Growth hacking

For one of our lectures, I believe an external speaker was invited in to speak about Growth Hacking for apps or startups. I was unfortunately absent for that lecture, so my knowledge about the topic might not be that clear. For this stint however, we had attempted our own form of growth hacking, in order to solve the infamous chicken-and-egg problem for apps that involve two or more markets of users.

We initially seeded all our data from events on IVLE Student Events, which we are hoping to do better than it, in order to have 20+ studies available on our site to attract users. This also convinces supply-side users (e.g. researchers, job providers) that we are substantial, and to build a positive image of 1our.

We then went on further, by first onboarding lots of demand-side users (i.e. students who want to find jobs/studies), received 20+ signups on the first day, and then went on to email the researchers behind those studies to inform them that, “Hey look, we have already got 4 signups for your study on 1our, please sign up in order to receive their details!”, and I think that this went pretty well! We had about 10 of them taking over their listings on our site, and managed to get even more researchers to post their studies in the meantime!

I think we had really been lucky that this worked. We had to depend on how receptive researchers were to entertain us (how desperate were they for participants?) as well as how many signups we could get before we could go ahead with sending out those emails (how successful was our attempt to get signups?). These two factors really had to go hand-in-hand in order for this to work, and in the short time we had before STePS, I think that this was successful enough!

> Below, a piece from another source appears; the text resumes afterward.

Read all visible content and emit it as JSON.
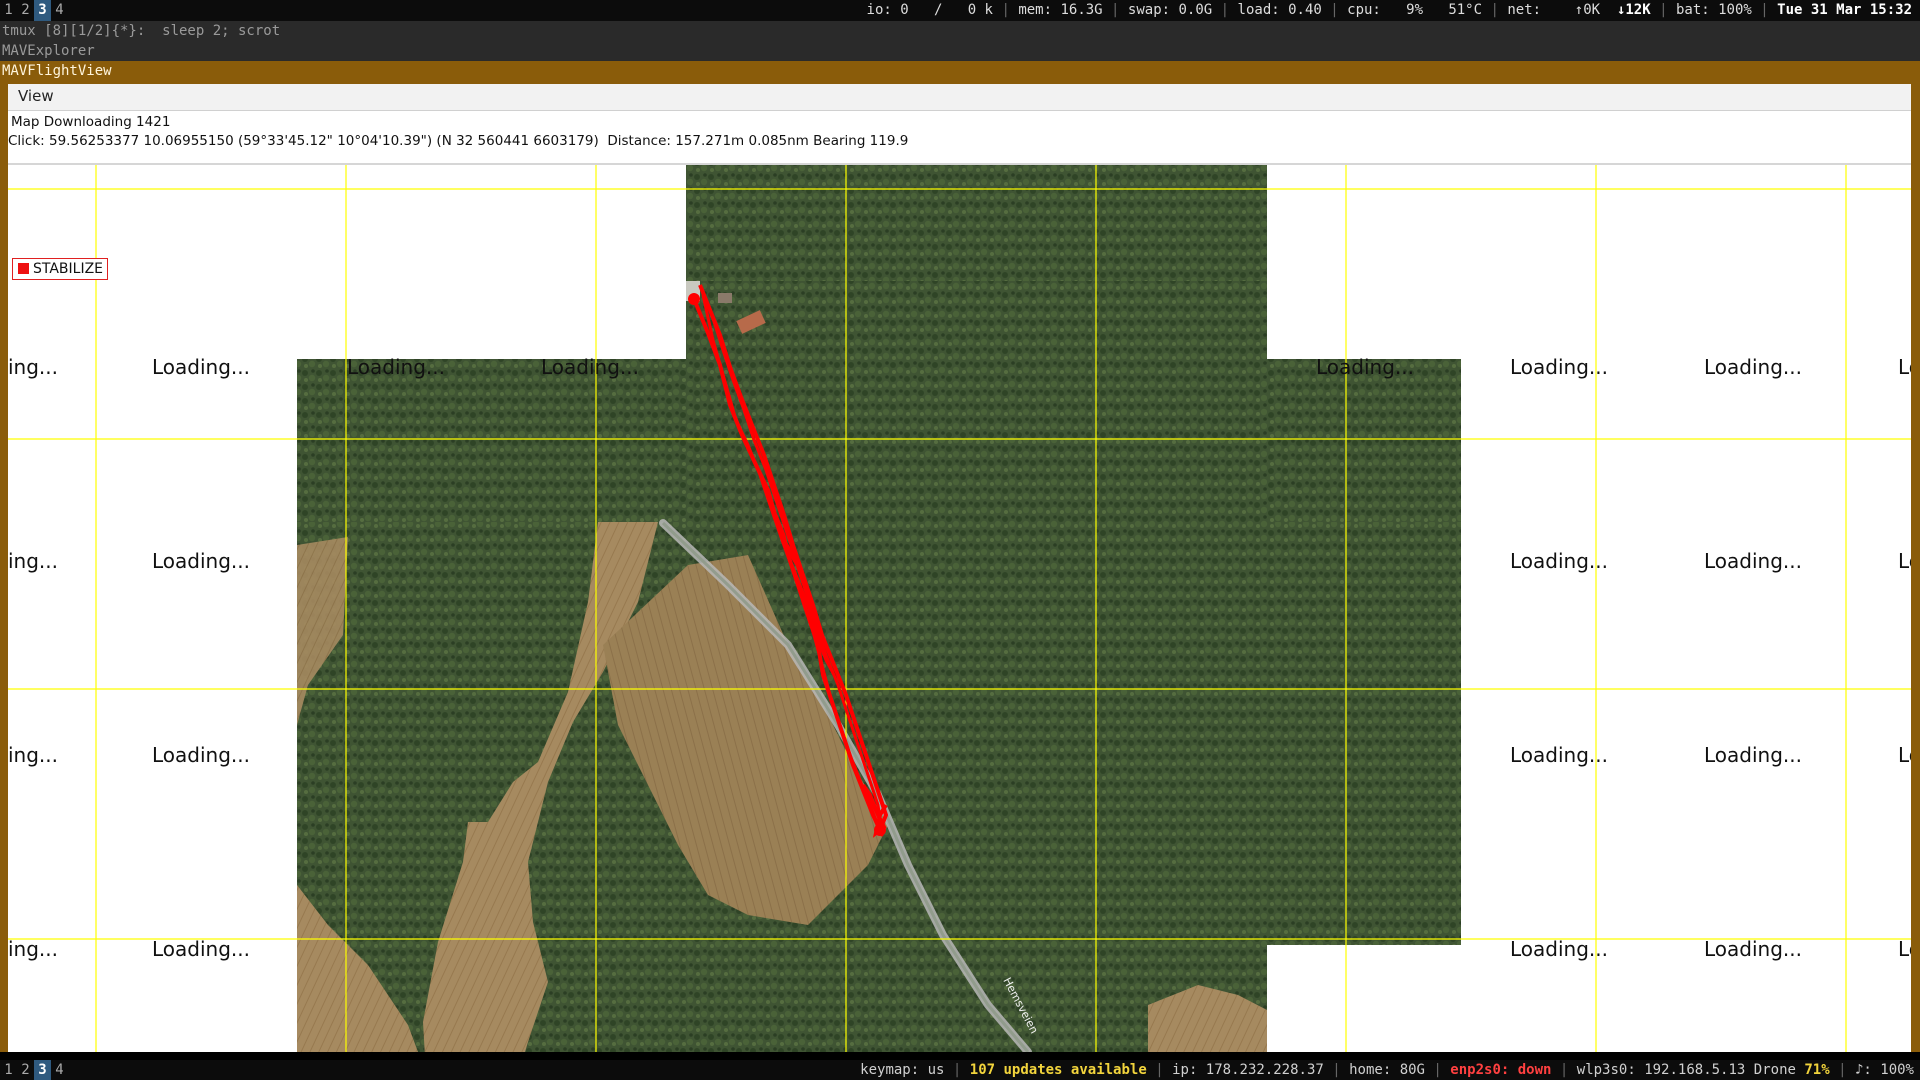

STePS Gimmicks

For those who might or might not have known, we actually managed to get my friend’s friend (thanks Elvis!), a masters-level psychology student conducting a paid study to come down during STePS to actually carry out the paid study whilst STePS was ongoing. We were hoping that this would attract many people to our booth with the signs we put up (“Earn $5 right now!”), but we were so overwhelmed with people coming to our booth that we couldn’t really entertain a lot of people who visited our booth. Furthermore, it didn’t work that well, with only 6 people who turned up for his study, and we felt pretty bad that although he was around for 2 hours, he didn’t get as much responses as he thought he would receive.

This didn’t work probably because of the location of the study. We had booked PL6 for this purpose, but as it was one level below all the booths, most people were probably unwilling to travel even though they could earn $5 for little effort. Also, most people who visited our booth probably were here to take a look at all the exhibits, and taking up 30 minutes (or even less) of their time was probably undesirable for them.

In hindsight, because Elvis wanted a quiet room for the study to be conducted, we could have booked another room within COM1 Level 2 (such as one of the tutorial rooms) and borrowed laptops for this, as it would have been much closer to our booth. Oh well, this is a learning point for us!

In the next and final part of the series (which will have to be tomorrow or Sunday), I’ll be wrapping up with final thoughts and feelings towards CS3216 :)